A man’s challenge to the finding that he is a sexually violent predator failed because the invited error doctrine precludes consideration of his claims on appeal, the Indiana Supreme Court ruled today. If it wasn’t for this error, three of the justices believed the defendant would have been entitled to relief.
In Matthew A. Baugh v. State of Indiana, No. 18S04-1007-CR-398, the justices affirmed the determination that Matthew Baugh is a sexually violent predator. He was convicted of two counts of Class B felony sexual misconduct with a minor. After such a conviction, a hearing may be held to determine whether the defendant also should be classified as a sexually violent predator.
Indiana Code Section 35-38-1-7.5(e) requires the court to appoint two psychologists or psychiatrists who have expertise in criminal behavior to evaluate the defendant and testify at the hearing. The hearing may be combined with a person’s sentencing hearing.
The trial court combined the two hearings and received two reports from the court-appointed psychiatrist and psychologist. Both found Baugh would be likely to commit future sex offenses, and one report stated he should be classified as a SVP. The two doctors did not testify at the hearing.
Instead of challenging their credentials as far as being able to evaluate Baugh or the fact they were not there in person to testify, Baugh’s counsel said it’s up to the court to make the SVP determination based on the convictions and the doctor’s reports. The trial court found him to be a SVP.
“The invited error doctrine applies here to preclude consideration of the defendant's appellate claims based on the absence of the doctors' live testimony at the hearing and the alleged insufficient expertise in criminal behavioral disorders,” wrote Justice Brent Dickson for the majority, with which Chief Justice Randall T. Shepard and Justices Frank Sullivan and Theodore Boehm concurred.
Justice Robert Rucker concurred in separate opinion in which the chief justice and Justice Sullivan joined. They believe that had it not been for the invited error doctrine, Baugh would be entitled to relief. Based on their interpretation of the statute, the doctors had to testify in person at the hearing, and had he asked for them to testify live, the trial court would have had to honor that request.

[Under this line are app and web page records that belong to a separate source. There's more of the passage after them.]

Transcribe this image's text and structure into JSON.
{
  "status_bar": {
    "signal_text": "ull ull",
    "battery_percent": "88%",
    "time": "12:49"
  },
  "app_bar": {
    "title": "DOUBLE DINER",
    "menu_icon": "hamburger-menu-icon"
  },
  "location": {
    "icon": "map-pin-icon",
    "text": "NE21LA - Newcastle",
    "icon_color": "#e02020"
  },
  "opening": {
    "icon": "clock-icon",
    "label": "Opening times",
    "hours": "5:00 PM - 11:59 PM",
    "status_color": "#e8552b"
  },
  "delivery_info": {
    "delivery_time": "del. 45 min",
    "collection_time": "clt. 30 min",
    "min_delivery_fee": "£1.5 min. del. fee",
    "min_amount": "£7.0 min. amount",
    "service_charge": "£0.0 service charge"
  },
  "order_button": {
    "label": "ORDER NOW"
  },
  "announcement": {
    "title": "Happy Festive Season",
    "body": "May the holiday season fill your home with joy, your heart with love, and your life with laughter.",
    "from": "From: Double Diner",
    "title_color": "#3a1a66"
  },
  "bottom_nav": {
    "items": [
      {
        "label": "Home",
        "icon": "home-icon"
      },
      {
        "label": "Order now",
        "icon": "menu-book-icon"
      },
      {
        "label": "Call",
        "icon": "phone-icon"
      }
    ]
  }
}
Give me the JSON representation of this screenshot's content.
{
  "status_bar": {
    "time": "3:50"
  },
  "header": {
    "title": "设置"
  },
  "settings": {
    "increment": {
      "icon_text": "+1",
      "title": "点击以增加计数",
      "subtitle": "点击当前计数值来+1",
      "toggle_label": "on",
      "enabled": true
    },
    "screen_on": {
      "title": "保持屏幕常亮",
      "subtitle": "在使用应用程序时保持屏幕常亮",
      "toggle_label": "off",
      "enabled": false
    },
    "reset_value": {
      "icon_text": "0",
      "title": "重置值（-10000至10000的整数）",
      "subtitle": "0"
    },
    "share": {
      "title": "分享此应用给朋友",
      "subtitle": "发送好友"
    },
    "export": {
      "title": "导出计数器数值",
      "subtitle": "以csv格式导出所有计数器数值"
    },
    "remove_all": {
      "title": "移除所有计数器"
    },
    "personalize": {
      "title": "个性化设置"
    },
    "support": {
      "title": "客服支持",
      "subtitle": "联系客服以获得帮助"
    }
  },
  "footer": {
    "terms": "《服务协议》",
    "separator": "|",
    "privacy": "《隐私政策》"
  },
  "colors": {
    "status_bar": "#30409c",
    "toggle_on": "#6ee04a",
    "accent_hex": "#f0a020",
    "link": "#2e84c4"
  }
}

But because he invited the trial court to make its determination based in part on the doctors’ reports, he can’t now challenge that decision.